September 01, 2017 |

talcum powder dangerous productsDuring multidistrict litigation in New Jersey, the women alleging Johnson & Johnson talcum powder products are a cause of ovarian and uterine cancer requested samples of the products for their legal case, claiming there is no proof that the samples would be destroyed during testing. This was a strike against J&J after the company sent a request to enjoin all parties in all talc-related suits from obtaining samples of the baby powder and shower-to-shower products, claiming the defendants were only hypothesizing about the irreparable harm and were making unsupported assertions.

Last Friday, Johnson & Johnson told the New Jersey judge overseeing multidistrict litigation over the allegedly dangerous products that there are limited “historical” products that are related to the litigation. The company continued to claim that they would run out if they are distributed on a “first come, first served” basis. The company says it is not trying to bar the women from testing the samples but is instead asking the court to pause the request.

The company is also asking for temporary control over the samples until a process for more fair allocation is developed and it is formally decided which testing methods will be used. J&J wants a process approved by the court but says it will then be compliant and cooperative in distributing samples for testing without disrupting any of the lawsuits against the talcum powder products. According to the company, 12 women across the country that are part of 12 cases not related to the multidistrict litigation have requested samples.
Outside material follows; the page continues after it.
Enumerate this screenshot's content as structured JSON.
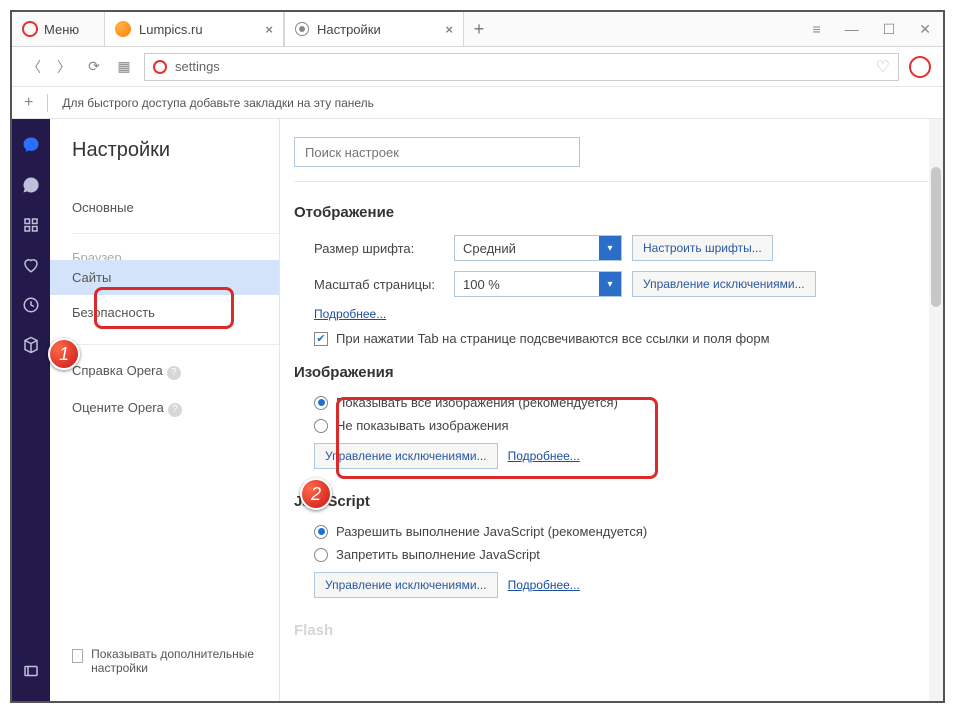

While the women in this case have not yet asked for the samples, the company says it has been made clear the request will be made.

J&J’s claim that there is a small amount of available materials that would be used up by the “destructive testing” relies heavily on the company’s ability to understand the necessary testing procedures, according to the women involved in the MDL case. In a statement, the women noted that “the J&J defendants do not even attempt to offer any explanation or delineation of the actual testing methods they claim to be necessary, fail to describe the alleged risks associated with the testing or offer any discussion of potential alternative, nondestructive testing methods that could be used.”

The women also noted that the company said it was only able to produce samples for 12 of the pending cases yet do not indicate which cases they are referring to. Additionally, the company claimed there is a risk that a state court may take control of the samples to give them to a “confederacy” of plaintiffs’ attorneys for testing, which would deny the company their own ability to test the product. According to the women in the MDL case, they haven’t formally requested the samples they need for testing yet and are still deciding which testing would be appropriate for their defense. The women pointed out there is no reason to assume the testing would be destructive and that an amount could be set aside for J&J’s own testing.

There are roughly 2,000 suits that are centralized by the Judicial Panel on Multidistrict Litigation in October that accuse J&J of personal injury and wrongful death as a result of the side effects of the powder products. The case asks whether the talc-based powders cause ovarian or uterine cancer, if the company knew about the risk or should have known about the risk, if there is a correlation there, and if the company did enough to warn users of the risk.

If you have been injured or have long term damage from using a dangerous product, contact us today at Malamut & Associates. Our team will look over the facts of your case and inform your decision on your best course of action.